Jakarta, 27 September 2023 – Indonesia’s increase in climate commitments in the Enhanced Nationally Determined Contribution (E-NDC) brings a number of implications, including plans to stop coal-fired power plant operations early to reduce emissions. This plan has several impacts, including a decrease in the income of coal-producing regions as well as national income, the potential for massive layoffs, as well as other socio-economic impacts.
In a hybrid seminar, entitled “Sunset CFPP and the Coal Industry: Reviewing Multisectoral Direction & Impact in a Just Energy Transition” (27/9), Fabby Tumiwa, Executive Director of the Institute for Essential Services Reform (IESR) explained that the energy transition agenda for both Indonesia and the destination countries for Indonesian coal exports will have an impact on a number of aspects in Indonesia.
“There are three factors that can be seen from the energy transition in coal producing areas: the link between the local economy and coal, the readiness of existing human resources, and alternative economic options that can be developed in that area, and how mitigation plans can be prepared,” said Fabby.
In the presentation material delivered by Ilham Surya, IESR Environmental Policy Analyst, it was explained that the role of the coal industry in the economy of coal-producing regions is quite significant.
“The GRDP contribution is between 50% and 70% in Muara Enim and Paser, but the multiplier effect is not that big,” said Ilham.
Within the scope of national policy, the Ministry of PPM/Bappenas is currently preparing a Long Term Development Plan (RPJP), one of the points is economic transformation.
“The energy transition is part of the green economic transformation, so in the latest draft of RPJP, what we meant by transition is not only seen from the energy sector,” explained Nizhar Marizi, Director of Energy, Mineral and Mining Resources, Bappenas.
Grita Anindarini, Deputy Director for Programs, Indonesia Center for Environmental Law (ICEL), emphasized the important role of the policy framework and implementation of various existing regulations.
“A just energy transition requires a very big policy transformation on employment, environment, energy, and financing. Currently there are several policy regulations regarding the energy transition, but their implementation still faces various obstacles,” explained Grita.

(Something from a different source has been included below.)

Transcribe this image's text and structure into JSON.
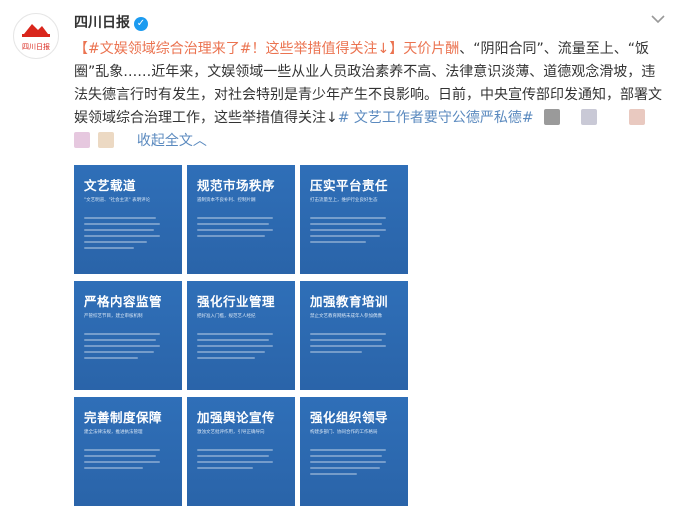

Haris Retno Susmiyati, Lecturer at the Faculty of Law, Mulawarman University, admits that economic dependence on coal commodities is not a good thing. She said that in 2015, when coal prices fell drastically, the economy of East Kalimantan also slumped.
“By regulation, the company’s obligation to pay royalties to the government is only 13.5% of that figure. The regional government only gets 5%, so it is not the coal producing regions that actually enjoy the profits from coal,” said Retno.
Having a similar context to East Kalimantan, Jambi province is also starting to prepare for transition. Ahmad Subhan, Head of Economy and Natural Resources, Bappeda Jambi, said that even though it is not the main coal producing area, the contribution of the coal sector to GRDP is quite significant.
“Coal is indeed significant for supporting the economy, but if there are substitutes that are more relevant to regional conditions, they can be explored further. For this transition, we in Jambi province are supportive but not drastic. We are also waiting for substitutions for economic transformation,” said Ahmad.